··· The data

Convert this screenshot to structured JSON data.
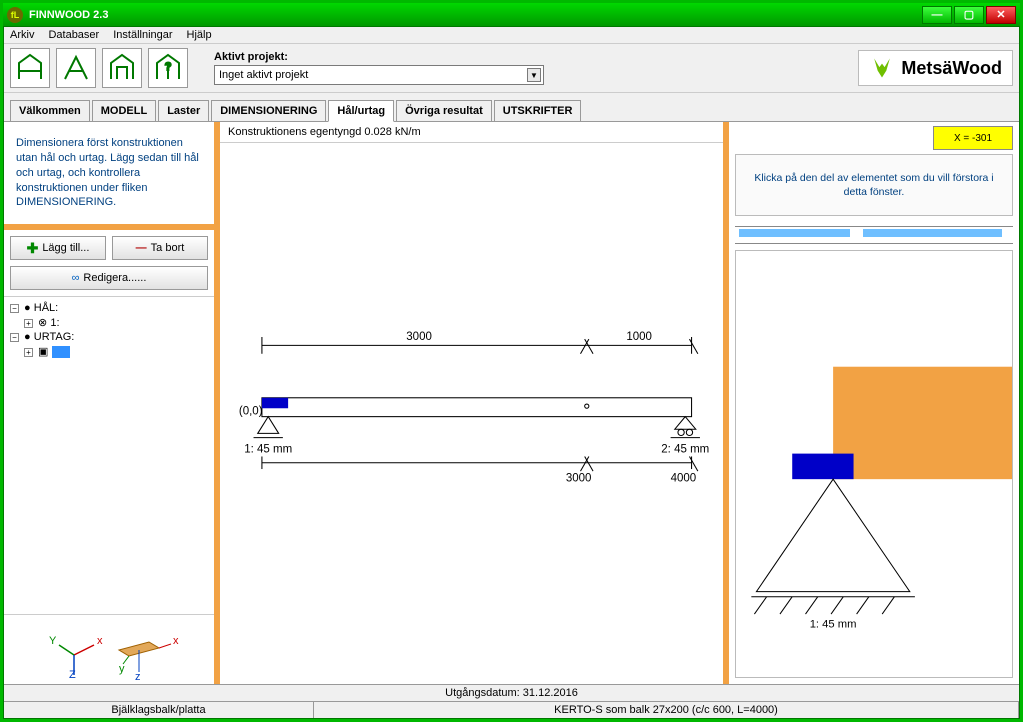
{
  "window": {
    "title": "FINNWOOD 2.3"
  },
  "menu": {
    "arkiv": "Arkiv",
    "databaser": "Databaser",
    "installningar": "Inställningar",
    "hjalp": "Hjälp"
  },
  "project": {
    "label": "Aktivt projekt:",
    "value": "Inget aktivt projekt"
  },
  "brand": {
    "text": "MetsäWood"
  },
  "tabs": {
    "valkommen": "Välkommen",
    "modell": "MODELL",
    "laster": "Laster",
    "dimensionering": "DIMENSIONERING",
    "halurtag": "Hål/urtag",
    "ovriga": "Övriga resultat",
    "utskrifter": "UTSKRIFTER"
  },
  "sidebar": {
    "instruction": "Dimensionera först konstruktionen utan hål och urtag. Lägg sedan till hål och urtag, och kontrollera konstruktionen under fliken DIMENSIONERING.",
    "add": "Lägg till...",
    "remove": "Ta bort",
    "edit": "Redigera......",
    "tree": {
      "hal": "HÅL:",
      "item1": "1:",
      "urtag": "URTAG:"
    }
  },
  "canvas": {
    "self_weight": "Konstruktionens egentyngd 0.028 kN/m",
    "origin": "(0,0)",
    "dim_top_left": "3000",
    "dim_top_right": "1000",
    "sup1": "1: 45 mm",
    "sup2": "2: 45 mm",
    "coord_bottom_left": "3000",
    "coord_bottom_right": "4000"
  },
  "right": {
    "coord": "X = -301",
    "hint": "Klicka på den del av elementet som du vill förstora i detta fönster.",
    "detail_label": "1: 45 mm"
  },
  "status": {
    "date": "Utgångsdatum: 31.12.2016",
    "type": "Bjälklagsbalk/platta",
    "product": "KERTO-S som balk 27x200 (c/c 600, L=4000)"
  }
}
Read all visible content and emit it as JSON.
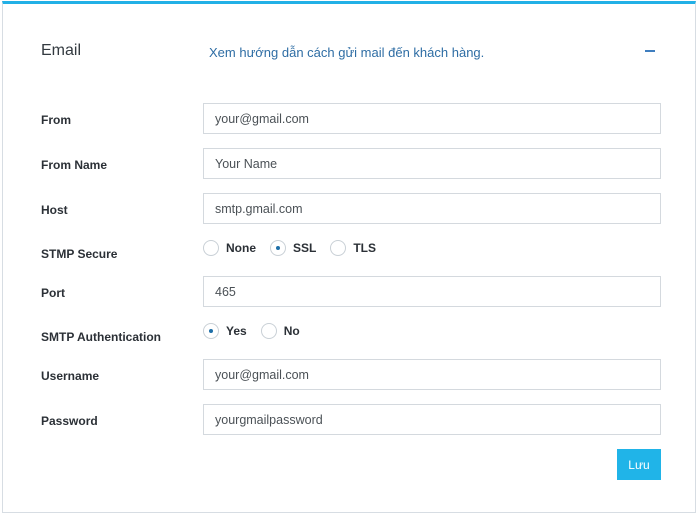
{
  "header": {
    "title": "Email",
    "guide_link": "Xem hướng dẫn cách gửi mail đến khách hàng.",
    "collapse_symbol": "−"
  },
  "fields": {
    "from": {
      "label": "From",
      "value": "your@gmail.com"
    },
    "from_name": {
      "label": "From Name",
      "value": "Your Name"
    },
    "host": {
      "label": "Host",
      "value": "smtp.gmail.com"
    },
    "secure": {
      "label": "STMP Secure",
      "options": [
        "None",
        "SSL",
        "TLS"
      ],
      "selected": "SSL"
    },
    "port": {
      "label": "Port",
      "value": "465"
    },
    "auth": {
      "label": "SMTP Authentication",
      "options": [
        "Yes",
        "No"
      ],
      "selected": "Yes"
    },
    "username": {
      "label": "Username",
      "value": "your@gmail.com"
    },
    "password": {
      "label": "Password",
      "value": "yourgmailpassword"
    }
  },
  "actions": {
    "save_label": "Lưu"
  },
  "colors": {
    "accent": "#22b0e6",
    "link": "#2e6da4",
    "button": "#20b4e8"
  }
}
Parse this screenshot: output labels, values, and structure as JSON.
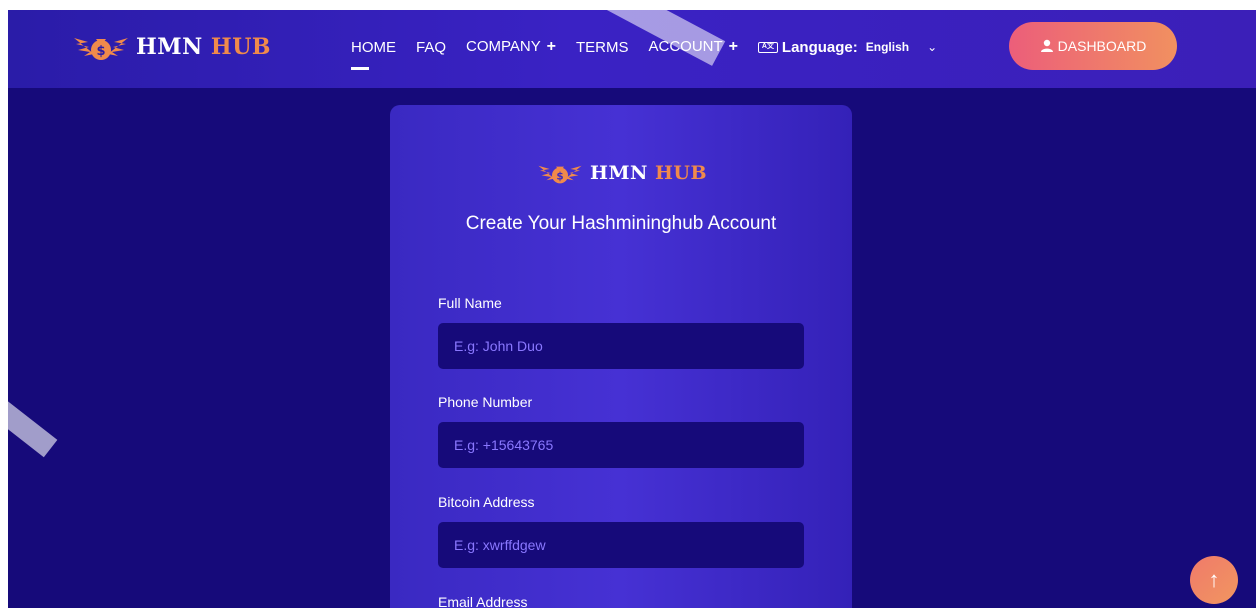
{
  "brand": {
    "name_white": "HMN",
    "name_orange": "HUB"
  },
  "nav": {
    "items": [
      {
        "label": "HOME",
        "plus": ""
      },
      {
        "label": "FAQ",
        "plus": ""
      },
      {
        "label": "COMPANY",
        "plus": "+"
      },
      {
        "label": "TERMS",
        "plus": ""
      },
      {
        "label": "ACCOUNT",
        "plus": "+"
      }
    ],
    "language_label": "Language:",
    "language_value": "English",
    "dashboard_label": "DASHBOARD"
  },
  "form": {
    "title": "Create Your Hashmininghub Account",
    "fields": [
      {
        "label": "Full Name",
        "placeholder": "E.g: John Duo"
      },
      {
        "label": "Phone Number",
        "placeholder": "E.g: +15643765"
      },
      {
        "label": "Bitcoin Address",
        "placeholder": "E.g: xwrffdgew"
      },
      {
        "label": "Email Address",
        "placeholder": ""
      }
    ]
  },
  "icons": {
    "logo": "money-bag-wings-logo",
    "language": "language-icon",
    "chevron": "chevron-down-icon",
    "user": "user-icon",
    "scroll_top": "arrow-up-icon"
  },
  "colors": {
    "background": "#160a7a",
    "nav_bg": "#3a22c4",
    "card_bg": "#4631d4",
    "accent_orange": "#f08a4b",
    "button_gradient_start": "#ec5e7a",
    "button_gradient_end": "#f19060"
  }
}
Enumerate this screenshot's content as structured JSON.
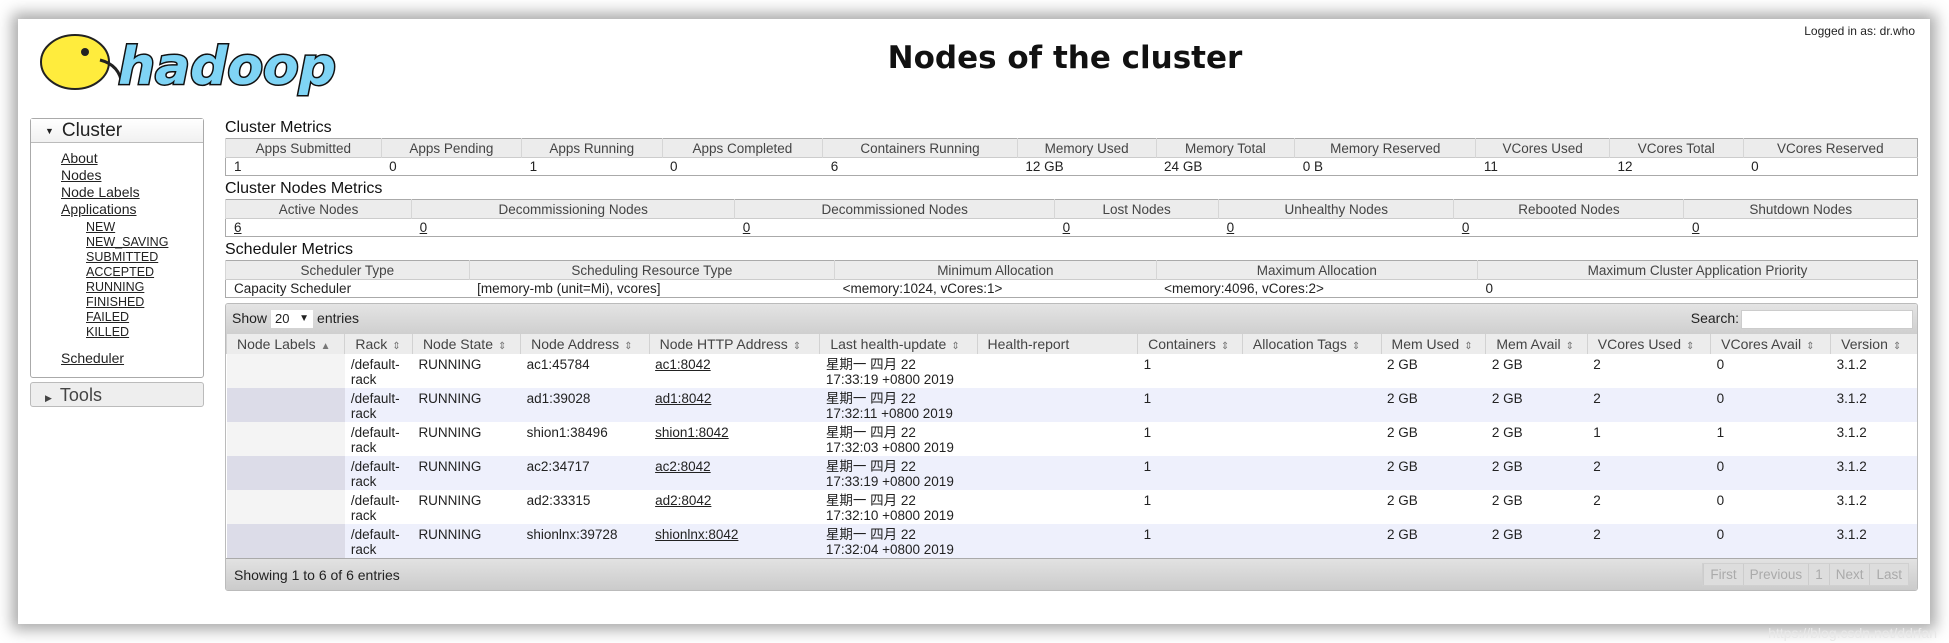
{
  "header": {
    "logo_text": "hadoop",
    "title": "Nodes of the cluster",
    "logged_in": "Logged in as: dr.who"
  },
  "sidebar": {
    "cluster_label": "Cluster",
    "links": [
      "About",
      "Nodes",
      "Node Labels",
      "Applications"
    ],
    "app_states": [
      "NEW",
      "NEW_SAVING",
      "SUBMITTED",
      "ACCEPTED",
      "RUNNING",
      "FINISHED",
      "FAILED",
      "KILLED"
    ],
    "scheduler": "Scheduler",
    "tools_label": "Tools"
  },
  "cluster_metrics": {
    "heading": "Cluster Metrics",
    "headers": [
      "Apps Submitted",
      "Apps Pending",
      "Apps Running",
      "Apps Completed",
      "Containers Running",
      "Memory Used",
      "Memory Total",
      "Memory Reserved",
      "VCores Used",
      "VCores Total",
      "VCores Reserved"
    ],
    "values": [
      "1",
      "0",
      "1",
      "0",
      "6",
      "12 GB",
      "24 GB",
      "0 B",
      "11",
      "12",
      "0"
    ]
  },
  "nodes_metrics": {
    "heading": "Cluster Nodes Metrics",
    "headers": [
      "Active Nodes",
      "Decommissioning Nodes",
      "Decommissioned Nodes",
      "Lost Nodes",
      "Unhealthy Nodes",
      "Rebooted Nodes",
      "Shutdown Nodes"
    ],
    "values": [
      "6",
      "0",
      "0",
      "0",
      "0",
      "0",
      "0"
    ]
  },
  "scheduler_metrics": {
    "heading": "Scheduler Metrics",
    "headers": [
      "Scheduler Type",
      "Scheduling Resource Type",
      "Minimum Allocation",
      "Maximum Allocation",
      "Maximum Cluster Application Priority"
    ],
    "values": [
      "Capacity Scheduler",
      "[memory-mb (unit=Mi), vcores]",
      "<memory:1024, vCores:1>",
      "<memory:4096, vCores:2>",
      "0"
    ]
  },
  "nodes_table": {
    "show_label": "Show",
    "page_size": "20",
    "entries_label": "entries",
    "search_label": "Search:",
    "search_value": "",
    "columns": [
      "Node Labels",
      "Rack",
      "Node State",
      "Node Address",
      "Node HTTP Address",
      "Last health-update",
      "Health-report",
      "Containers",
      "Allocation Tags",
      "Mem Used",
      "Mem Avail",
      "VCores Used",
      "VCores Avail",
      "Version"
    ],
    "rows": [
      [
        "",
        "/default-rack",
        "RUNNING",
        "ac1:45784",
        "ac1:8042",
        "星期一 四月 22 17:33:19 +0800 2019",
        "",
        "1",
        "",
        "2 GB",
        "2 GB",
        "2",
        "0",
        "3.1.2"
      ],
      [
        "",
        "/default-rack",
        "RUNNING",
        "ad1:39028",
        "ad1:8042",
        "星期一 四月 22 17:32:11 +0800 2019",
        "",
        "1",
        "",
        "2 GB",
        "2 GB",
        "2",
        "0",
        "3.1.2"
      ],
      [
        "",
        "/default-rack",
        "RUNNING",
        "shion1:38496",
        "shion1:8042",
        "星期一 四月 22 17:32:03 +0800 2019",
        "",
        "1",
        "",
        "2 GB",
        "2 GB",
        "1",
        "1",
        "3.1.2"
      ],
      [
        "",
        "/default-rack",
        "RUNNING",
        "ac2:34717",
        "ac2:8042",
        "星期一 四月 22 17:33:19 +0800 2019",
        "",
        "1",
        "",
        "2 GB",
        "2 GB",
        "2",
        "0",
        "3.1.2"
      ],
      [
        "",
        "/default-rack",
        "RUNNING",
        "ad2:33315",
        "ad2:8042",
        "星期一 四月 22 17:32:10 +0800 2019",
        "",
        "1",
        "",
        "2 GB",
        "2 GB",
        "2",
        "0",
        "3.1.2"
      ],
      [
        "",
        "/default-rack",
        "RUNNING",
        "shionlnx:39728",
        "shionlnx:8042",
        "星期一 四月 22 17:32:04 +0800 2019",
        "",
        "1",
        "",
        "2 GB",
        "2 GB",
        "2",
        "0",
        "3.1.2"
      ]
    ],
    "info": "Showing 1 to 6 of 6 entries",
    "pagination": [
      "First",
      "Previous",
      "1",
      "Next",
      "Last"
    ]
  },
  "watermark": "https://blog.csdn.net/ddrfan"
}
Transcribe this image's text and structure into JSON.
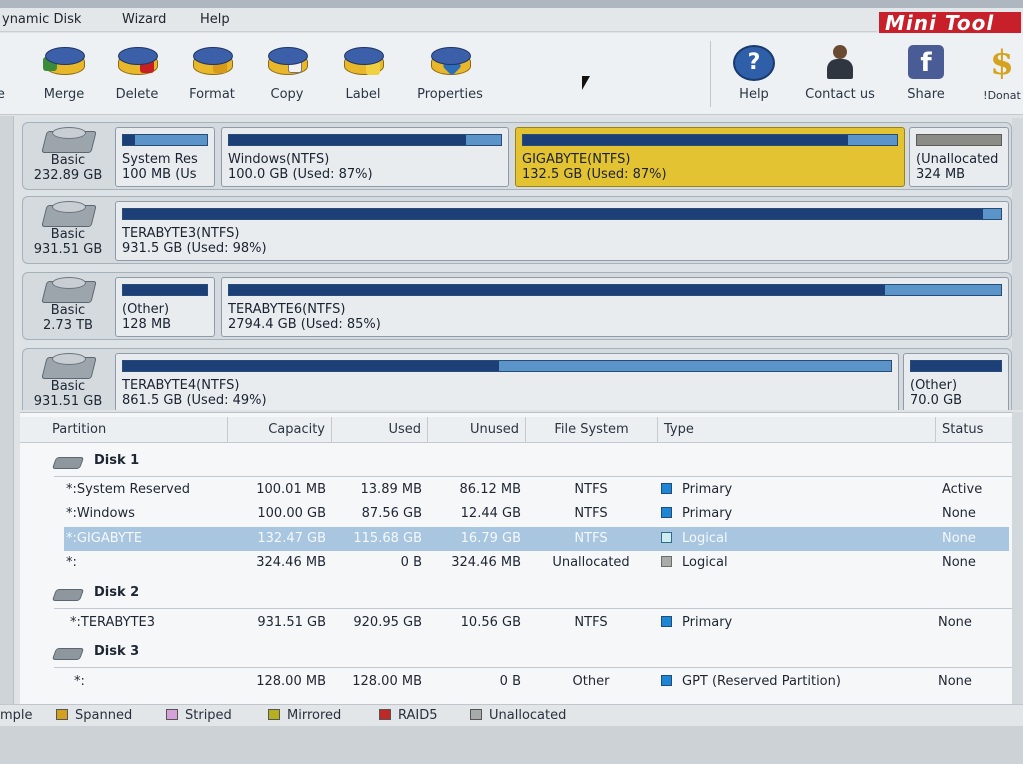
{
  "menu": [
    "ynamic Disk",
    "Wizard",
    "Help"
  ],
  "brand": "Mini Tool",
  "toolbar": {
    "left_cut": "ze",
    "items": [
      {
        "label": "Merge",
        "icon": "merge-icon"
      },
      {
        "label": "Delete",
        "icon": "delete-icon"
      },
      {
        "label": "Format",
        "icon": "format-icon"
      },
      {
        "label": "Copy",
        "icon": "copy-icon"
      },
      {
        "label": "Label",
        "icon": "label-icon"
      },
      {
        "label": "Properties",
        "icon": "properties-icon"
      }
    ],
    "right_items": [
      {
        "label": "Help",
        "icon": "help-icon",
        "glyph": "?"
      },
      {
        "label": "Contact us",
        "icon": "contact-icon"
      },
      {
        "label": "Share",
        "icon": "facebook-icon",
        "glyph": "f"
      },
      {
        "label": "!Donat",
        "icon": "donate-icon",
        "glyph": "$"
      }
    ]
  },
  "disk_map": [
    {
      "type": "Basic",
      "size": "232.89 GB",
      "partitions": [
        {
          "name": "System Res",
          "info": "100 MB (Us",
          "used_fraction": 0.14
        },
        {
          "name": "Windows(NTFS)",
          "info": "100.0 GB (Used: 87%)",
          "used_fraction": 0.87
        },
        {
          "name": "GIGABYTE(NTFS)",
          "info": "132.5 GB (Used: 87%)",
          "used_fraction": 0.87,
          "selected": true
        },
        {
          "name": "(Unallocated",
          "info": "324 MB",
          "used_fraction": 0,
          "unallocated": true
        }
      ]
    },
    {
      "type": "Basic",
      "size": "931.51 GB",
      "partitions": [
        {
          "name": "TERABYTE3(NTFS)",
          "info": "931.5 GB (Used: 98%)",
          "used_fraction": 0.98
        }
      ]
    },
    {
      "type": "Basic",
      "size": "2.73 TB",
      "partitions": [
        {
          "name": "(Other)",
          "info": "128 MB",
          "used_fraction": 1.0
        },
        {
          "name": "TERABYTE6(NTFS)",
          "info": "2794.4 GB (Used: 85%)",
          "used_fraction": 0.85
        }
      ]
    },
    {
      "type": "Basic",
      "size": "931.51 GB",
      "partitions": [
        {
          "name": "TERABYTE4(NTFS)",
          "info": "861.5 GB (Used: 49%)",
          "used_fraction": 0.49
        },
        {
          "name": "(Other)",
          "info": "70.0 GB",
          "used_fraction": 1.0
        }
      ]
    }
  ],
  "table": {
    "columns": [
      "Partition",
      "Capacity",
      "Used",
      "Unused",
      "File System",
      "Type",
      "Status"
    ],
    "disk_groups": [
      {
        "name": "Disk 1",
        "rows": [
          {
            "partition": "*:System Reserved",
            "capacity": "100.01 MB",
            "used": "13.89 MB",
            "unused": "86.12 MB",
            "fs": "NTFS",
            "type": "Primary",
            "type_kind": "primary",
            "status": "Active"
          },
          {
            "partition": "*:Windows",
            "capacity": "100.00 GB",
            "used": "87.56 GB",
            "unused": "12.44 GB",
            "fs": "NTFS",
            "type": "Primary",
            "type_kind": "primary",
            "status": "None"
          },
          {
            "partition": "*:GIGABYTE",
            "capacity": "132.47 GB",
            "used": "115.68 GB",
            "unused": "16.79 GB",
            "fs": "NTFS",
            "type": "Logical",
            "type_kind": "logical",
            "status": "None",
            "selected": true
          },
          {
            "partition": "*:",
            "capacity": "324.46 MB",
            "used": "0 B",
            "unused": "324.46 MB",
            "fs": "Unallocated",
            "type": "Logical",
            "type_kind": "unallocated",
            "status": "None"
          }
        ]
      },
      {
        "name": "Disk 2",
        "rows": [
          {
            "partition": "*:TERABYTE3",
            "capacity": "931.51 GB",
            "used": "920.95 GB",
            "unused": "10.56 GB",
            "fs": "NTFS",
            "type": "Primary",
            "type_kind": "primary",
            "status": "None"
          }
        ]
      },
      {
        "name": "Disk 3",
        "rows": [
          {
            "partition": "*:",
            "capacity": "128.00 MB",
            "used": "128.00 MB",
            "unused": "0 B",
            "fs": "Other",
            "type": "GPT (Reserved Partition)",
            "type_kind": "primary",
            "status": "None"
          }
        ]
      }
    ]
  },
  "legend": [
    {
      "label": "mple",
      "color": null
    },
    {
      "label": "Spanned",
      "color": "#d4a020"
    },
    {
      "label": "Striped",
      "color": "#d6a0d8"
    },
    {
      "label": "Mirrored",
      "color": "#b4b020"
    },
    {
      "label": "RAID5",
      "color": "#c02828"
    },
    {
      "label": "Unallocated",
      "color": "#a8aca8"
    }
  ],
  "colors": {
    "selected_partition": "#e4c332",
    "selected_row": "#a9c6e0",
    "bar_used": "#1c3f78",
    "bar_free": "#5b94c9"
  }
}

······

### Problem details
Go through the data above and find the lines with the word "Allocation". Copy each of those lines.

### Task output
      "Minimum Allocation",
      "Maximum Allocation",
      "Allocation Tags",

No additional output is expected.